C3 continued::Attack on the Castled King
Attack on the Castled King is the most important to study since they occur so frequently. The structure of the Castled King is positional in nature: a group of pieces having one or more fairly permanent features. One can further say it is passivity d stems from a certain immobility of the pieces. ( a finachettoed bishop may be an exception to this )
This passive nature derives from the lack of mobility of the king and is indirectly transferred to the pieces and pawns around it. Pawn weaken their position if they move and this weakness entails from reduced options from its advance. A pawn moved to h3 loses it's control over g3. Even pieces associated with a castle position lose some of their mobility functionality : A Knight on f6 needing to protect h7. or spatially due to difficulties involved in their centralization.
The structure and degree of weakness of the opponents castled position influences how the pieces attack it. Attacks range from lightning assaults to purely positional maneuvers, uncompromising charges to cautious preparations in which the attacker just flirts with the attack in order to restrict the opponents options.
Now here is an interesting point that had not occurred to me:

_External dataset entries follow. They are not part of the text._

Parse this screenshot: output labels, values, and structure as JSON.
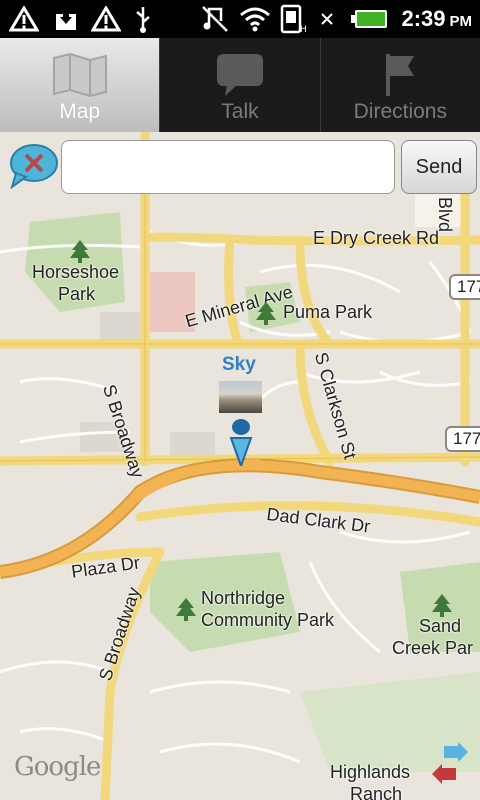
{
  "status_bar": {
    "time": "2:39",
    "ampm": "PM",
    "icons": [
      "warning-icon",
      "download-icon",
      "warning-icon",
      "usb-icon",
      "music-off-icon",
      "wifi-icon",
      "phone-signal-icon",
      "battery-icon"
    ]
  },
  "tabs": [
    {
      "label": "Map",
      "active": true,
      "icon": "map-icon"
    },
    {
      "label": "Talk",
      "active": false,
      "icon": "speech-bubble-icon"
    },
    {
      "label": "Directions",
      "active": false,
      "icon": "flag-icon"
    }
  ],
  "chat": {
    "input_value": "",
    "send_label": "Send"
  },
  "marker": {
    "name": "Sky"
  },
  "map": {
    "streets": {
      "dry_creek": "E Dry Creek Rd",
      "mineral": "E Mineral Ave",
      "broadway1": "S Broadway",
      "clarkson": "S Clarkson St",
      "dad_clark": "Dad Clark Dr",
      "plaza": "Plaza Dr",
      "broadway2": "S Broadway",
      "blvd": "Blvd"
    },
    "places": {
      "horseshoe_1": "Horseshoe",
      "horseshoe_2": "Park",
      "puma": "Puma Park",
      "northridge_1": "Northridge",
      "northridge_2": "Community Park",
      "sand_1": "Sand",
      "sand_2": "Creek Par",
      "highlands_1": "Highlands",
      "highlands_2": "Ranch"
    },
    "shields": [
      "177",
      "177"
    ],
    "attribution": "Google"
  }
}
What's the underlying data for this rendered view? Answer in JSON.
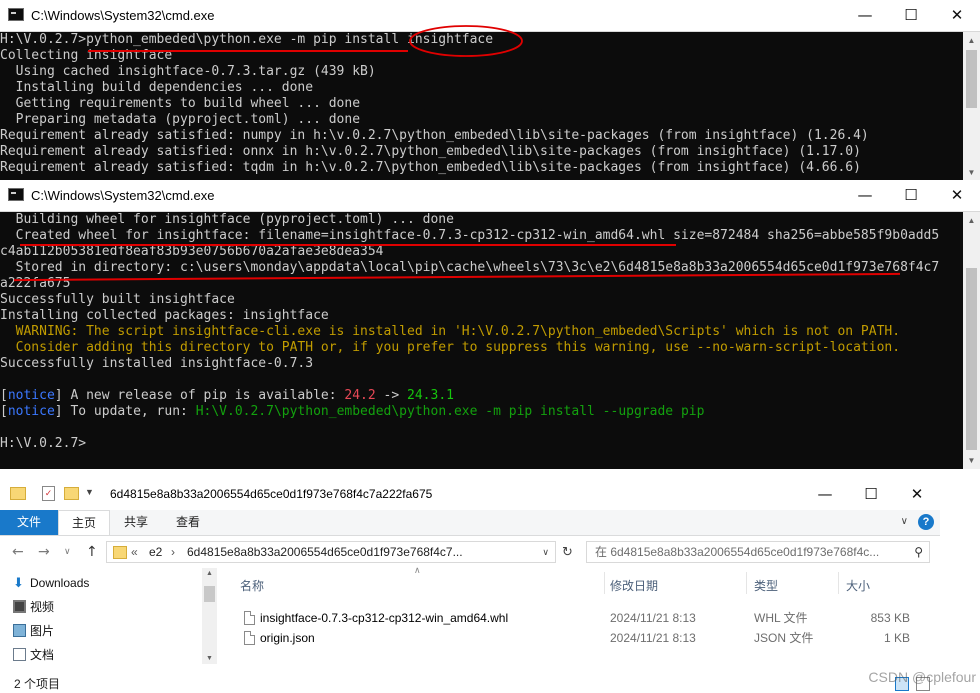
{
  "cmd1": {
    "title": "C:\\Windows\\System32\\cmd.exe",
    "lines": [
      [
        {
          "t": "H:\\V.0.2.7>python_embeded\\python.exe -m pip install insightface",
          "c": ""
        }
      ],
      [
        {
          "t": "Collecting insightface",
          "c": ""
        }
      ],
      [
        {
          "t": "  Using cached insightface-0.7.3.tar.gz (439 kB)",
          "c": ""
        }
      ],
      [
        {
          "t": "  Installing build dependencies ... done",
          "c": ""
        }
      ],
      [
        {
          "t": "  Getting requirements to build wheel ... done",
          "c": ""
        }
      ],
      [
        {
          "t": "  Preparing metadata (pyproject.toml) ... done",
          "c": ""
        }
      ],
      [
        {
          "t": "Requirement already satisfied: numpy in h:\\v.0.2.7\\python_embeded\\lib\\site-packages (from insightface) (1.26.4)",
          "c": ""
        }
      ],
      [
        {
          "t": "Requirement already satisfied: onnx in h:\\v.0.2.7\\python_embeded\\lib\\site-packages (from insightface) (1.17.0)",
          "c": ""
        }
      ],
      [
        {
          "t": "Requirement already satisfied: tqdm in h:\\v.0.2.7\\python_embeded\\lib\\site-packages (from insightface) (4.66.6)",
          "c": ""
        }
      ]
    ]
  },
  "cmd2": {
    "title": "C:\\Windows\\System32\\cmd.exe",
    "lines": [
      [
        {
          "t": "  Building wheel for insightface (pyproject.toml) ... done",
          "c": ""
        }
      ],
      [
        {
          "t": "  Created wheel for insightface: filename=insightface-0.7.3-cp312-cp312-win_amd64.whl size=872484 sha256=abbe585f9b0add5",
          "c": ""
        }
      ],
      [
        {
          "t": "c4ab112b05381edf8eaf83b93e0756b670a2afae3e8dea354",
          "c": ""
        }
      ],
      [
        {
          "t": "  Stored in directory: c:\\users\\monday\\appdata\\local\\pip\\cache\\wheels\\73\\3c\\e2\\6d4815e8a8b33a2006554d65ce0d1f973e768f4c7",
          "c": ""
        }
      ],
      [
        {
          "t": "a222fa675",
          "c": ""
        }
      ],
      [
        {
          "t": "Successfully built insightface",
          "c": ""
        }
      ],
      [
        {
          "t": "Installing collected packages: insightface",
          "c": ""
        }
      ],
      [
        {
          "t": "  WARNING: The script insightface-cli.exe is installed in 'H:\\V.0.2.7\\python_embeded\\Scripts' which is not on PATH.",
          "c": "y"
        }
      ],
      [
        {
          "t": "  Consider adding this directory to PATH or, if you prefer to suppress this warning, use --no-warn-script-location.",
          "c": "y"
        }
      ],
      [
        {
          "t": "Successfully installed insightface-0.7.3",
          "c": ""
        }
      ],
      [
        {
          "t": "",
          "c": ""
        }
      ],
      [
        {
          "t": "[",
          "c": ""
        },
        {
          "t": "notice",
          "c": "b"
        },
        {
          "t": "] A new release of pip is available: ",
          "c": ""
        },
        {
          "t": "24.2",
          "c": "r"
        },
        {
          "t": " -> ",
          "c": ""
        },
        {
          "t": "24.3.1",
          "c": "g"
        }
      ],
      [
        {
          "t": "[",
          "c": ""
        },
        {
          "t": "notice",
          "c": "b"
        },
        {
          "t": "] To update, run: ",
          "c": ""
        },
        {
          "t": "H:\\V.0.2.7\\python_embeded\\python.exe -m pip install --upgrade pip",
          "c": "gr"
        }
      ],
      [
        {
          "t": "",
          "c": ""
        }
      ],
      [
        {
          "t": "H:\\V.0.2.7>",
          "c": ""
        }
      ]
    ]
  },
  "explorer": {
    "title": "6d4815e8a8b33a2006554d65ce0d1f973e768f4c7a222fa675",
    "ribbon_tabs": [
      "文件",
      "主页",
      "共享",
      "查看"
    ],
    "breadcrumb": [
      "«",
      "e2",
      "›",
      "6d4815e8a8b33a2006554d65ce0d1f973e768f4c7..."
    ],
    "search_placeholder": "在 6d4815e8a8b33a2006554d65ce0d1f973e768f4c...",
    "nav_items": [
      {
        "label": "Downloads",
        "icon": "download-icon"
      },
      {
        "label": "视频",
        "icon": "video-icon"
      },
      {
        "label": "图片",
        "icon": "picture-icon"
      },
      {
        "label": "文档",
        "icon": "document-icon"
      }
    ],
    "columns": [
      "名称",
      "修改日期",
      "类型",
      "大小"
    ],
    "files": [
      {
        "name": "insightface-0.7.3-cp312-cp312-win_amd64.whl",
        "date": "2024/11/21 8:13",
        "type": "WHL 文件",
        "size": "853 KB"
      },
      {
        "name": "origin.json",
        "date": "2024/11/21 8:13",
        "type": "JSON 文件",
        "size": "1 KB"
      }
    ],
    "status": "2 个项目"
  },
  "watermark": "CSDN @cplefour",
  "colors": {
    "console_bg": "#0c0c0c",
    "console_fg": "#cccccc",
    "annotation": "#e00000",
    "ribbon_file": "#1979ca"
  }
}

The positive feature of a castled position is that it is always a decentralized one. That as a rule any attack on it requires a greater or lesser decentralization of the attacker pieces. This is a basic contradiction for the main positional rule for normal play is one should be centralized (control the center), The risk of attacking the castled the king derives from if the attack stalls or fails then the attackers pieces are out of position which often leads to good counterplay for the defender.